───── Material for this task ─────

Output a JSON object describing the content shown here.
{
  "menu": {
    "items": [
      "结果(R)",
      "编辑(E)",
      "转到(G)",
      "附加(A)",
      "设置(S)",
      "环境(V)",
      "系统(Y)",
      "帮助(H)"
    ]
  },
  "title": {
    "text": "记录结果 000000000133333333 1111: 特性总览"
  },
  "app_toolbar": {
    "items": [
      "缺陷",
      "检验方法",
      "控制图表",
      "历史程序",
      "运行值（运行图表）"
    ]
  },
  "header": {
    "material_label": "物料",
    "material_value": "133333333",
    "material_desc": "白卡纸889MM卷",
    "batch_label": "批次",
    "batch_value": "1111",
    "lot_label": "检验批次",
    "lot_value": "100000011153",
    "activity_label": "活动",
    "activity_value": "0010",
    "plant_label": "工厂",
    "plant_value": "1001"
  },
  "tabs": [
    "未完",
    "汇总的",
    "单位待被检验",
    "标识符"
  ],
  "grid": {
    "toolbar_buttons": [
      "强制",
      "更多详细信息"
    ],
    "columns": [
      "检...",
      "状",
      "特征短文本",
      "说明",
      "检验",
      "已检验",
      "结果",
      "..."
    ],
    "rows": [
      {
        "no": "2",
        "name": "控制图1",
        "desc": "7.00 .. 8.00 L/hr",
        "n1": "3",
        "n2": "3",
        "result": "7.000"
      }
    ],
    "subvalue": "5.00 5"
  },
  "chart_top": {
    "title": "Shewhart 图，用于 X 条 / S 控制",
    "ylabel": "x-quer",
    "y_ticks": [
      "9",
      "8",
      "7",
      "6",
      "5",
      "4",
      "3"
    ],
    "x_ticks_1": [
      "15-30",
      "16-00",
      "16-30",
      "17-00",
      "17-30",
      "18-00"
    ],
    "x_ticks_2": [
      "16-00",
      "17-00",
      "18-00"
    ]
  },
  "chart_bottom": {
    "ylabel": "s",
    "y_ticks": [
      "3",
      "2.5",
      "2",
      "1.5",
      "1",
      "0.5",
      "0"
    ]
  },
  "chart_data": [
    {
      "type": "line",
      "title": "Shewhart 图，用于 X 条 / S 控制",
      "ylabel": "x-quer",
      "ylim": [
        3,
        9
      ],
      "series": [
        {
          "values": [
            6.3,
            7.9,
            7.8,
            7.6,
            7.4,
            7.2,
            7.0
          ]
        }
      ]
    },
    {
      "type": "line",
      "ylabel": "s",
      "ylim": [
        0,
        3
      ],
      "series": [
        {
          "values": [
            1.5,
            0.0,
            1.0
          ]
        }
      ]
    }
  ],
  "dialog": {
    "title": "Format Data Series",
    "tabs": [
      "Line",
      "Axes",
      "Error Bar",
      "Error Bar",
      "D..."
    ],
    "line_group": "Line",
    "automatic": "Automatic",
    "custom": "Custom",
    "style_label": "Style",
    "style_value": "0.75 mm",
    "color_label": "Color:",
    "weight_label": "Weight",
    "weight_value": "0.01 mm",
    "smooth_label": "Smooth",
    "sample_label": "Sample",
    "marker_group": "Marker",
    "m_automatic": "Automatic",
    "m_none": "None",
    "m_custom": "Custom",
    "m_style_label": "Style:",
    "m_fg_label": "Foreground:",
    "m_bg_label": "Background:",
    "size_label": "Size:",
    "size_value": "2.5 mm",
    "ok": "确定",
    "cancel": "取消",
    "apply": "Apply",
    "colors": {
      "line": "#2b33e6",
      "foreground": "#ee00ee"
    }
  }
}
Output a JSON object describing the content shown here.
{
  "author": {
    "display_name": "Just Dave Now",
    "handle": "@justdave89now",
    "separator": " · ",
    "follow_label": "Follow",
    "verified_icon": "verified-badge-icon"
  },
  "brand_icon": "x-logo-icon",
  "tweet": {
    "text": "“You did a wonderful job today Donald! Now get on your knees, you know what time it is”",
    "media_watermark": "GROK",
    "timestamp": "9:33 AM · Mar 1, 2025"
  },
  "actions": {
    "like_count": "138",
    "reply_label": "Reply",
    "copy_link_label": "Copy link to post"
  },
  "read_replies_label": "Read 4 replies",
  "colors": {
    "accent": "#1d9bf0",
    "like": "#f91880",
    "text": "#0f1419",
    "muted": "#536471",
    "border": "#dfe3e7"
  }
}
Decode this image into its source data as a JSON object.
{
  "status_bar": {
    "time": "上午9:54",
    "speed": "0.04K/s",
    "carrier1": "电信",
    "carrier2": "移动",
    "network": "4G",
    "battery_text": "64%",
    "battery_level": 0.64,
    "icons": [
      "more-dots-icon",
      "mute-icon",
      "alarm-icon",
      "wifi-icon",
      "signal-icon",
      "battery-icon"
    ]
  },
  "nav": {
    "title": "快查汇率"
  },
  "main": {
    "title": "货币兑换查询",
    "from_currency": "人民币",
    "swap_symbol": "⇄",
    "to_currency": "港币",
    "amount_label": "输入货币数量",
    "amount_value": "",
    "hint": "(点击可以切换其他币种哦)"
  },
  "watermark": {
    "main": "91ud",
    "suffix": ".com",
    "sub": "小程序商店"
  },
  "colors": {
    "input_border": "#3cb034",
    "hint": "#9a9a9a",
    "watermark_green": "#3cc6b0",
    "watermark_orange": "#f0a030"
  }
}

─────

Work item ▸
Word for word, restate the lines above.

Reply ▸
Output a JSON object describing the content shown here.
{
  "menu": {
    "items": [
      "结果(R)",
      "编辑(E)",
      "转到(G)",
      "附加(A)",
      "设置(S)",
      "环境(V)",
      "系统(Y)",
      "帮助(H)"
    ]
  },
  "title": {
    "text": "记录结果 000000000133333333 1111: 特性总览"
  },
  "app_toolbar": {
    "items": [
      "缺陷",
      "检验方法",
      "控制图表",
      "历史程序",
      "运行值（运行图表）"
    ]
  },
  "header": {
    "material_label": "物料",
    "material_value": "133333333",
    "material_desc": "白卡纸889MM卷",
    "batch_label": "批次",
    "batch_value": "1111",
    "lot_label": "检验批次",
    "lot_value": "100000011153",
    "activity_label": "活动",
    "activity_value": "0010",
    "plant_label": "工厂",
    "plant_value": "1001"
  },
  "tabs": [
    "未完",
    "汇总的",
    "单位待被检验",
    "标识符"
  ],
  "grid": {
    "toolbar_buttons": [
      "强制",
      "更多详细信息"
    ],
    "columns": [
      "检...",
      "状",
      "特征短文本",
      "说明",
      "检验",
      "已检验",
      "结果",
      "..."
    ],
    "rows": [
      {
        "no": "2",
        "name": "控制图1",
        "desc": "7.00 .. 8.00 L/hr",
        "n1": "3",
        "n2": "3",
        "result": "7.000"
      }
    ],
    "subvalue": "5.00 5"
  },
  "chart_top": {
    "title": "Shewhart 图，用于 X 条 / S 控制",
    "ylabel": "x-quer",
    "y_ticks": [
      "9",
      "8",
      "7",
      "6",
      "5",
      "4",
      "3"
    ],
    "x_ticks_1": [
      "15-30",
      "16-00",
      "16-30",
      "17-00",
      "17-30",
      "18-00"
    ],
    "x_ticks_2": [
      "16-00",
      "17-00",
      "18-00"
    ]
  },
  "chart_bottom": {
    "ylabel": "s",
    "y_ticks": [
      "3",
      "2.5",
      "2",
      "1.5",
      "1",
      "0.5",
      "0"
    ]
  },
  "chart_data": [
    {
      "type": "line",
      "title": "Shewhart 图，用于 X 条 / S 控制",
      "ylabel": "x-quer",
      "ylim": [
        3,
        9
      ],
      "series": [
        {
          "values": [
            6.3,
            7.9,
            7.8,
            7.6,
            7.4,
            7.2,
            7.0
          ]
        }
      ]
    },
    {
      "type": "line",
      "ylabel": "s",
      "ylim": [
        0,
        3
      ],
      "series": [
        {
          "values": [
            1.5,
            0.0,
            1.0
          ]
        }
      ]
    }
  ],
  "dialog": {
    "title": "Format Data Series",
    "tabs": [
      "Line",
      "Axes",
      "Error Bar",
      "Error Bar",
      "D..."
    ],
    "line_group": "Line",
    "automatic": "Automatic",
    "custom": "Custom",
    "style_label": "Style",
    "style_value": "0.75 mm",
    "color_label": "Color:",
    "weight_label": "Weight",
    "weight_value": "0.01 mm",
    "smooth_label": "Smooth",
    "sample_label": "Sample",
    "marker_group": "Marker",
    "m_automatic": "Automatic",
    "m_none": "None",
    "m_custom": "Custom",
    "m_style_label": "Style:",
    "m_fg_label": "Foreground:",
    "m_bg_label": "Background:",
    "size_label": "Size:",
    "size_value": "2.5 mm",
    "ok": "确定",
    "cancel": "取消",
    "apply": "Apply",
    "colors": {
      "line": "#2b33e6",
      "foreground": "#ee00ee"
    }
  }
}
Output a JSON object describing the content shown here.
{
  "author": {
    "display_name": "Just Dave Now",
    "handle": "@justdave89now",
    "separator": " · ",
    "follow_label": "Follow",
    "verified_icon": "verified-badge-icon"
  },
  "brand_icon": "x-logo-icon",
  "tweet": {
    "text": "“You did a wonderful job today Donald! Now get on your knees, you know what time it is”",
    "media_watermark": "GROK",
    "timestamp": "9:33 AM · Mar 1, 2025"
  },
  "actions": {
    "like_count": "138",
    "reply_label": "Reply",
    "copy_link_label": "Copy link to post"
  },
  "read_replies_label": "Read 4 replies",
  "colors": {
    "accent": "#1d9bf0",
    "like": "#f91880",
    "text": "#0f1419",
    "muted": "#536471",
    "border": "#dfe3e7"
  }
}
Decode this image into its source data as a JSON object.
{
  "status_bar": {
    "time": "上午9:54",
    "speed": "0.04K/s",
    "carrier1": "电信",
    "carrier2": "移动",
    "network": "4G",
    "battery_text": "64%",
    "battery_level": 0.64,
    "icons": [
      "more-dots-icon",
      "mute-icon",
      "alarm-icon",
      "wifi-icon",
      "signal-icon",
      "battery-icon"
    ]
  },
  "nav": {
    "title": "快查汇率"
  },
  "main": {
    "title": "货币兑换查询",
    "from_currency": "人民币",
    "swap_symbol": "⇄",
    "to_currency": "港币",
    "amount_label": "输入货币数量",
    "amount_value": "",
    "hint": "(点击可以切换其他币种哦)"
  },
  "watermark": {
    "main": "91ud",
    "suffix": ".com",
    "sub": "小程序商店"
  },
  "colors": {
    "input_border": "#3cb034",
    "hint": "#9a9a9a",
    "watermark_green": "#3cc6b0",
    "watermark_orange": "#f0a030"
  }
}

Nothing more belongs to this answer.